I loved this time of year, hot sunny days, riding on the trailer piled high with bales. Rolling the bales into heaps to be collected. Stacking the bales in the barn, the lovely smell but oh so scratchy on bare arms!

Lots of helpers turned up but few stayed, too much like work for townies!

Huge suppers with the farm's produce and lots of tea and chat.

Late night, being dragged home as I didn't want to leave. Great memories and I wouldn't swap it for anything.

Long may hay meadows thrive!


Haymaking at Kilnsey late 1950s

Memory suggests that it was always sunny.

The grey Ferguson tractor was used for cutting but the transfer from the field to barn was by horse drawn trailer, great fun for us youngsters - then pitchforking the hay into the hay lofts. Sandwiches and a bottle of beer for lunch.

Not sure how much help we were but it was great fun.


Hay making at Wimpole

1995 when I first started to work for the National Trust at Wimpole, hay making was with the small balers, the grass had no flowers so to speak. Later, around 2010, the farm geared up, tractors became bigger, mowers 3 metres wide times two on a 180 horse power Claas. The little meadows were left to become infested with creeping thistle. In the meantime I and the countryside team collected wildflower seed from the local verges and spread them in the unused meadows, 4-6 acres in size. Time began to heal these small meadows, flower rich herbs ousting out the creeping thistle, knapweed seemingly the best. Yellow rattle was also added and after 15 years these small meadows are mowed with scythes and the flower rich mown hay spread on other large meadows. Now the Wimpole estate abounds with wildflowers but the farm still manages to farm in the modern way too.


Hay making at Sprint Mill, Cumbria

Making hay is a time of rhythms and patterns. Early mornings of scything the orchard while everything is quiet and cool then the regular spreading and turning of the grass to make hay. I love methodically turning the grass into rows and the way they catch the evening light.

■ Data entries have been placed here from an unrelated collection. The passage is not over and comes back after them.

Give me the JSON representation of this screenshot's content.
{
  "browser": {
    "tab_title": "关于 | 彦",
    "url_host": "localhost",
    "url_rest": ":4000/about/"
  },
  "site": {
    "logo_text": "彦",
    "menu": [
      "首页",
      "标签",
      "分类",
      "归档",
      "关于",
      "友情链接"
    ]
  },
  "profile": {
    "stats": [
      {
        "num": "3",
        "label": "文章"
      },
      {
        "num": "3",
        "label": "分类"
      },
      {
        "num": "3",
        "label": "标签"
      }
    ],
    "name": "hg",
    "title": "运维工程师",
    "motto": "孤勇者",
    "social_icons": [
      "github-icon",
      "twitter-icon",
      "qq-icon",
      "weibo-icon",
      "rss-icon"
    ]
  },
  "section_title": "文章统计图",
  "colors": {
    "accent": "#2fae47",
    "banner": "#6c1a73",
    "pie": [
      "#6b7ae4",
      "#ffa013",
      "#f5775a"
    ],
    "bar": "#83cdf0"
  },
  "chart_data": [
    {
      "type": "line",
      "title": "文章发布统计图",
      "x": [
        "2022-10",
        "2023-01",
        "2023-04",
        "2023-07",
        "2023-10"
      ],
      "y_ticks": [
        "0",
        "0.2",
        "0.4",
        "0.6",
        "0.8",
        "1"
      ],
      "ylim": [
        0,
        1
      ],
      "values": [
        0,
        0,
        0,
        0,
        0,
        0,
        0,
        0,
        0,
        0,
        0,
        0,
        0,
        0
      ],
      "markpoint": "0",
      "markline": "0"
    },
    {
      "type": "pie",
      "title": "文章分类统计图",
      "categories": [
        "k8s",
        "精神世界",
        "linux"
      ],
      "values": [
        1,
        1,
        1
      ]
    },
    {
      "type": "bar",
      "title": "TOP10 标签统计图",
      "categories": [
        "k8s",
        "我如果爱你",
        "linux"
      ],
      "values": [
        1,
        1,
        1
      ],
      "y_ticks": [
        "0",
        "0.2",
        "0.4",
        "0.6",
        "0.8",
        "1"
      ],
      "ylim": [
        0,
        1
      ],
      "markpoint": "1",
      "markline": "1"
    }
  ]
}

Each day is quiet working with scythe, rake and fork until there's a danger of rain when our friends and neighbours rushed to come and help cock up to protect the crop.

I've made hay in France, Czech Republic, Transylvania as well as in fields across the UK. Each time is special in its own way.